Another central concept of Ayurveda is that of augmenting and extracting foods, which we generally should balance towards consuming augmenting to extracting foods 60/40 %. Basically, grains and root vegetables like sweet potatoes, carrots, taro, breadfruit, beets, squash, pumpkins are augmenting while beans and greens are extracting.
This might sound a bit overwhelming, but is meant as food for thought. Besides what we discussed so far, Ayurveda also looks at how we eat. Standing up, in a car, while watching TV or on the computer, or discussing problematic subjects, and eating less than two hours before sleeping are all things that do not help digestion. Taking time, reflecting on where the food comes from, and recognizing the effort and energies that went into your food are all helpful, and especially to slow down and chew well all the way to liquid.
Raw food and gluten are hot topics these days. The idea of eating food in its purest state sounds great of course, but not everyone is able to digest a lot of raw foods. Vata people for example are better off eating apples cooked than raw. From an Ayurvedic perspective raw food is better eaten in the summer or for lunch rather than dinner.

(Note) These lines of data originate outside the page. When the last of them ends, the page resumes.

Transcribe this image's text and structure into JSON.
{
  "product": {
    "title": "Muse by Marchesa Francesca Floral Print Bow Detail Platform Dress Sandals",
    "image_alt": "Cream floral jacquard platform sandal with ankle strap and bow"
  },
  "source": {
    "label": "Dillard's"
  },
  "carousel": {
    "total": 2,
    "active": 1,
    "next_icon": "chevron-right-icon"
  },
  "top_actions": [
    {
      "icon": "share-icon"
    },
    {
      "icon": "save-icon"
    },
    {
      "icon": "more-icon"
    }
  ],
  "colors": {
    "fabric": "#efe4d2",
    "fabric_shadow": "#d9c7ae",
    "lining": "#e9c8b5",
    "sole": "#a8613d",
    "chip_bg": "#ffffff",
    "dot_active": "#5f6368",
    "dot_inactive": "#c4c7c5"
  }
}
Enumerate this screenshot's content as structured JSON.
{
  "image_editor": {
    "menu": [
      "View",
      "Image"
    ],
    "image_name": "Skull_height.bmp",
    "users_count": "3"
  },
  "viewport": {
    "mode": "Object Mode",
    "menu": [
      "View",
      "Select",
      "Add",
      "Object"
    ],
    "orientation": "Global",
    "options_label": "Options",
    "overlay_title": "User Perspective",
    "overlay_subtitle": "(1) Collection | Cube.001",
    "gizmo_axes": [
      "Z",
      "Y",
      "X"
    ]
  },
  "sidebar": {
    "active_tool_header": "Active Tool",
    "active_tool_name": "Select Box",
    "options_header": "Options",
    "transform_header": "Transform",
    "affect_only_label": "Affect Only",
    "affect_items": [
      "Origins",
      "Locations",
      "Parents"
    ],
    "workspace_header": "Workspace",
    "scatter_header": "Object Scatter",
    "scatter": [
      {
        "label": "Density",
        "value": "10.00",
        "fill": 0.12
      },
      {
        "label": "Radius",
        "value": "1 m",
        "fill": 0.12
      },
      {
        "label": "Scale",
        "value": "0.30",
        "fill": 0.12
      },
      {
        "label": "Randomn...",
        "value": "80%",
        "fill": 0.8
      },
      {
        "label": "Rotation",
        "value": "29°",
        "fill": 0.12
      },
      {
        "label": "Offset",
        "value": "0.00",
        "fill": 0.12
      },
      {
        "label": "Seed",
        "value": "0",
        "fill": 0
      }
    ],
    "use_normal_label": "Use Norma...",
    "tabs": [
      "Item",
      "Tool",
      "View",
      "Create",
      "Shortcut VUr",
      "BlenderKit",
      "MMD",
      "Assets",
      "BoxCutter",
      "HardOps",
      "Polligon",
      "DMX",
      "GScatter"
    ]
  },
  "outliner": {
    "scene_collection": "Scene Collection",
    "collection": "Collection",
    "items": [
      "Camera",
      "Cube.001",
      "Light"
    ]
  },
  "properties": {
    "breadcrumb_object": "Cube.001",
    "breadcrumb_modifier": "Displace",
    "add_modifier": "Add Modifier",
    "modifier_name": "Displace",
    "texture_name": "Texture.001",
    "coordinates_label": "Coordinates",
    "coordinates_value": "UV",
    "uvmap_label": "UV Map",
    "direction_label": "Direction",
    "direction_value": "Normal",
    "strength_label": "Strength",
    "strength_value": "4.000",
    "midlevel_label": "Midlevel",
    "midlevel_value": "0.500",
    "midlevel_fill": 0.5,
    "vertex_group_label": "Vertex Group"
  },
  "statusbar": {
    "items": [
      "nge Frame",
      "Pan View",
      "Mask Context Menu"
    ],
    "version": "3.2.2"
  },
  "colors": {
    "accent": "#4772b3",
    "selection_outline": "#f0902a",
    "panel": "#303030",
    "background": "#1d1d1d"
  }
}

While there are some people that are indeed intolerant to gluten, consider the possibility that this is another plot by the industry to keep you buying processed food. This is the real culprit: we eat too much processed food that is difficult to digest and has been rid of all its mana, prana, chi or life force energy, however you like to put it. Ayurveda examines not only the connection between food and your physical health but also how food affects your mind when we apply tamas, rajas and sattva and how different food influence people in different ways. There is no one solution for all, but different approaches for each person.
Some last points. If you eat predominantly fresh, organic, local foods and cook it your self, touching it with your hands as much as possible and chew it well, you will be much happier. If you watch your self eating and listen to your insides, you will feel a burp coming. Your stomach is giving you a sign to stop eating. Everything you eat after this will not be digested and turns into toxins and eventually dis-ease.
Exactly 5 years ago I took my first silent yoga retreat with Myra Lewin and continued to study with her. At that time Myra published her first book on yoga and subsequently another one called Simple Ayurvedic Recipes. During my own teacher training I assisted Myra and learned cooking from her. Meanwhile I cooked for two more teacher trainings, several retreats and taught an introduction to Ayurvedic cooking workshop. While it took me a while to balance the spices and I am still learning of course, the many people who eat at my table not only like the taste of the food but often say how good they feel afterwards. If we can shift from eating for taste, or to fulfill emotional needs to improve our well being we make some big steps. Ah, before I forget, walk, just take a little walk after eating and you will digest much better. I like to say that cooking is one of the most soul-full activities you can possibly participate in.
*Dharma, Sanskrit, roughly the laws of truth that govern the Universe.
The primary source books for this article are:
David Frawley, Yoga & Ayurveda, Self-Healing and Self-Realization, Lotus Press, Twin Lakes, WI, 2010
Myra Lewin, Freedom in Your Relationship with Food, Synergy Books, Austin, TX, 2009
Myra Lewin, Simple Ayurvedic Recipes, 2011
For more resources and recipes go to http://www.halepule.com/
Anonymous, A Woman in Berlin, Eight Weeks in the Conquered City, Picador, New York, NY